_WHAT YOU HAVE TO DO_.
The answer must consist of each line below that contains the string "camera".

----

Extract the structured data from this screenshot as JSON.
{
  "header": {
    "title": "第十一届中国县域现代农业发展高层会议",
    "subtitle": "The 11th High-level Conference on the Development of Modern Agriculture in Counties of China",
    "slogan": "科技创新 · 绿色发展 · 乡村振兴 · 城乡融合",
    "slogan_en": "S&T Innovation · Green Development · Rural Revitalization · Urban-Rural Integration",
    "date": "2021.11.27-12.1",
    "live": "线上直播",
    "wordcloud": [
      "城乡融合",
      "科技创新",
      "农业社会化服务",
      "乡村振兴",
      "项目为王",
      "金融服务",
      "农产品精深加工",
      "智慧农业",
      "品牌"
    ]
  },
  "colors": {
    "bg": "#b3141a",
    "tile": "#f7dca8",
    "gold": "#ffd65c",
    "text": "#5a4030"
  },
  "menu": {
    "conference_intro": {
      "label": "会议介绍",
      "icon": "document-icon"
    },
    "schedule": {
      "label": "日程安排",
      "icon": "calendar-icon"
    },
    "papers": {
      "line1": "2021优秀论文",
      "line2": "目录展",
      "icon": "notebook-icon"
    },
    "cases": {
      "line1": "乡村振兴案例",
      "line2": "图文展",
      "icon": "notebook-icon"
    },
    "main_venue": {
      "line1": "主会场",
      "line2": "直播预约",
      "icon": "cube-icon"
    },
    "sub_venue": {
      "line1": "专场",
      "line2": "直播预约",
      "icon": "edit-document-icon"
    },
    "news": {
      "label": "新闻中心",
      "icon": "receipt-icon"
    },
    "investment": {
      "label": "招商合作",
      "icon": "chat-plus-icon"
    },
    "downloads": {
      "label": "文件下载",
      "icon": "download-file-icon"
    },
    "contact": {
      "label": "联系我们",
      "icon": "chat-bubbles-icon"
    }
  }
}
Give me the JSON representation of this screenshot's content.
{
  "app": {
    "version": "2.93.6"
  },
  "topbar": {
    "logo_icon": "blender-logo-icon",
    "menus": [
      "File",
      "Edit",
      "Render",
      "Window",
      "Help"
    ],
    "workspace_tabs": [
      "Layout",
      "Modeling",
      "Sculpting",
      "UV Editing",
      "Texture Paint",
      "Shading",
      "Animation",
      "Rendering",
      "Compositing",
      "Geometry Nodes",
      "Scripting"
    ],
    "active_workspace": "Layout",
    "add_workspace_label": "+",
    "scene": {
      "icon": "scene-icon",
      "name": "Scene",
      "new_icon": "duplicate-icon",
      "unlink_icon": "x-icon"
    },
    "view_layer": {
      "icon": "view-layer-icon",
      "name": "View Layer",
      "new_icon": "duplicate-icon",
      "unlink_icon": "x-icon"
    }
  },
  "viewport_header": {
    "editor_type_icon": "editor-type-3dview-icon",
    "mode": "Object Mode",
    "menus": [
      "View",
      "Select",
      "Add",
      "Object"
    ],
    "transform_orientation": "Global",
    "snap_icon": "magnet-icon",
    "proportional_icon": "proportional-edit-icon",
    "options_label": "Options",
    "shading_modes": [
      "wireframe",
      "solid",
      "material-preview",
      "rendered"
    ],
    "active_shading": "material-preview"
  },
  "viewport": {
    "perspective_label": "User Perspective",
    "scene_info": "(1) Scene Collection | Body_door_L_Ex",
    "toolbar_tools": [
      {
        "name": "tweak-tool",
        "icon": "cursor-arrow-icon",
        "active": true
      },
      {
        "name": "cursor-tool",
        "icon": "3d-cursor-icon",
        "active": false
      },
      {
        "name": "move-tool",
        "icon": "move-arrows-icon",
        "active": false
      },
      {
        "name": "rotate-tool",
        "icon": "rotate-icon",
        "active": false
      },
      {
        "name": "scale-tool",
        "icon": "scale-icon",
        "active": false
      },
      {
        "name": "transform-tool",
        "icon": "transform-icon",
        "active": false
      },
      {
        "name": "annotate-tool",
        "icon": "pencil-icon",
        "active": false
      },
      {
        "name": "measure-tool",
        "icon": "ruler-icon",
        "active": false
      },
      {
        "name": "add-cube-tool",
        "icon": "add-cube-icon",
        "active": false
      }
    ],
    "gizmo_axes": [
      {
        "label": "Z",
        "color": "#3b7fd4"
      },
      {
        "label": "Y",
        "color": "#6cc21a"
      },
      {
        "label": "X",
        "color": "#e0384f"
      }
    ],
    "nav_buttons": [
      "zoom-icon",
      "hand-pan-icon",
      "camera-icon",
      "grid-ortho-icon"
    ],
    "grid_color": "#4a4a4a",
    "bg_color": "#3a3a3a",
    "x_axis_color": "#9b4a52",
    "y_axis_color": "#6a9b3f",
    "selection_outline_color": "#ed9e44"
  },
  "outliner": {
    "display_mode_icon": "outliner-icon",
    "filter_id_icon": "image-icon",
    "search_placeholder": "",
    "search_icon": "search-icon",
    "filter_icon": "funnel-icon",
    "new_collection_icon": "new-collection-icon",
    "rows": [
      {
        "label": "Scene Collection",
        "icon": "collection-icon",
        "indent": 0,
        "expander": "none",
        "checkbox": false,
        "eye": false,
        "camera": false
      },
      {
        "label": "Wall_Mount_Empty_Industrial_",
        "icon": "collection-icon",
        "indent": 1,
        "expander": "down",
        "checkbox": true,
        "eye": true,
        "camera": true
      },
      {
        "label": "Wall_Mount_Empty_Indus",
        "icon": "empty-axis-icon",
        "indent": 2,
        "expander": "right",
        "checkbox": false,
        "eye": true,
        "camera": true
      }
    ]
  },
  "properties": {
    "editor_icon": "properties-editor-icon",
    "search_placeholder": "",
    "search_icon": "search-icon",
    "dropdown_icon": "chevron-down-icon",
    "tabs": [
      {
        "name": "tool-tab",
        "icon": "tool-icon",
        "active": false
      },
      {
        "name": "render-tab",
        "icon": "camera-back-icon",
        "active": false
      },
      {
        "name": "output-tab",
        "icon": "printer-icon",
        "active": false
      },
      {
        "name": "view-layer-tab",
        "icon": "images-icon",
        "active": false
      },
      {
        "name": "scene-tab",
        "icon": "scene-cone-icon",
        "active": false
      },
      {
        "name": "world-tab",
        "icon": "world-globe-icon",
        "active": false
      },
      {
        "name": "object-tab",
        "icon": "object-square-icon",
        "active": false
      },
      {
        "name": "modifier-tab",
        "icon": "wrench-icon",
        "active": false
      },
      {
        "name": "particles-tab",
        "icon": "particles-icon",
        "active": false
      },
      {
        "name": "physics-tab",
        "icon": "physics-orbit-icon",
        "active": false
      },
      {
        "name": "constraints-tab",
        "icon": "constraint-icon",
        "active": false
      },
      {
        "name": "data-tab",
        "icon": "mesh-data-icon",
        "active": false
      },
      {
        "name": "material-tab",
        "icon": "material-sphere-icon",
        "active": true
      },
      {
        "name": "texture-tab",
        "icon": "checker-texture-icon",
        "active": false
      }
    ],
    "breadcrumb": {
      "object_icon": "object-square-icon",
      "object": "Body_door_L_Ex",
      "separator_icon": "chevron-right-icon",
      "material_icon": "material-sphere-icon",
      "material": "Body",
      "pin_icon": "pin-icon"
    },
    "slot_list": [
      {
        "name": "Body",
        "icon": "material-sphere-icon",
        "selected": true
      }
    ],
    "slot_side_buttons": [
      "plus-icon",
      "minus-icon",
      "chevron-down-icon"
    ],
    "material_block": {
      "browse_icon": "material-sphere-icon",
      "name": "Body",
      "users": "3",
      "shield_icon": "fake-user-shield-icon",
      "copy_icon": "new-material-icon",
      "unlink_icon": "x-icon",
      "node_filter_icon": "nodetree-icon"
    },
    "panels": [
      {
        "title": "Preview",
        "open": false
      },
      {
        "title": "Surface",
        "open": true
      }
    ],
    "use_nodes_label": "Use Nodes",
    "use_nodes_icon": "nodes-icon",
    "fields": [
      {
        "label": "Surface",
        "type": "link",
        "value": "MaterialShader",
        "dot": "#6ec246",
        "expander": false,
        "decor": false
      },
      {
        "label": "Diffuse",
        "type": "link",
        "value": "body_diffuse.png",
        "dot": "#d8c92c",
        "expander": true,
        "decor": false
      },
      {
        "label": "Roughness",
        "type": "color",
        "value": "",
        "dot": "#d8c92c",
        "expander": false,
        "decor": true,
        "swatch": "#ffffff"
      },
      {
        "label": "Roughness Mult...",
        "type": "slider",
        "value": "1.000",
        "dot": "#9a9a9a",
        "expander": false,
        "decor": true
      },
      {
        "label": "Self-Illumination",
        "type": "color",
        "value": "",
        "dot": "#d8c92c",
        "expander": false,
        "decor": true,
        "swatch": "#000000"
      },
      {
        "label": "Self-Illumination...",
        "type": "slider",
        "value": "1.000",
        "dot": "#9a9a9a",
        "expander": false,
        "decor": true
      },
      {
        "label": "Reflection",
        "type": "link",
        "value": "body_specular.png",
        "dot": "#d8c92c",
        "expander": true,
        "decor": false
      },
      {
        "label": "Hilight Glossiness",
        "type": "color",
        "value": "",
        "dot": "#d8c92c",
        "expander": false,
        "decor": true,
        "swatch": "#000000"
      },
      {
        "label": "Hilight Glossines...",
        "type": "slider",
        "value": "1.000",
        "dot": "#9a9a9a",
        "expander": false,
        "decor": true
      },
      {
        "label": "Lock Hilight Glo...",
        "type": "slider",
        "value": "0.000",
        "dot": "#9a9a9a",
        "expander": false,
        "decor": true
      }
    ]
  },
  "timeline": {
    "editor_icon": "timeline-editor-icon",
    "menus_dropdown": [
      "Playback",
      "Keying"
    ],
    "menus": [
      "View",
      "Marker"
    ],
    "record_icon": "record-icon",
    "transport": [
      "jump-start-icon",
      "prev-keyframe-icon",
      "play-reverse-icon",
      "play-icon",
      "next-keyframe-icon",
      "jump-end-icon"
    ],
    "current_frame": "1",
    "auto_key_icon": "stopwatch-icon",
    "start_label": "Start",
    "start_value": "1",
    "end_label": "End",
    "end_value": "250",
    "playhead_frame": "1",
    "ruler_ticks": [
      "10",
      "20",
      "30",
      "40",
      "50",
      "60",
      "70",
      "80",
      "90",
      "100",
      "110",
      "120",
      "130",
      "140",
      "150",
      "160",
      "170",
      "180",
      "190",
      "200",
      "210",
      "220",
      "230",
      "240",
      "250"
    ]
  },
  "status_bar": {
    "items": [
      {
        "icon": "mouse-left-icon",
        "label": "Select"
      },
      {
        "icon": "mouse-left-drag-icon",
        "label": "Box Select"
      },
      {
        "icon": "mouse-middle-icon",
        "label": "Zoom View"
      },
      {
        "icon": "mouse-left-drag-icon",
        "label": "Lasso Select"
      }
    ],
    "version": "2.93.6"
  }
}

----

_TASK RESULT_.
      "camera-icon",
        "camera": false
        "camera": true
        "camera": true
        "icon": "camera-back-icon",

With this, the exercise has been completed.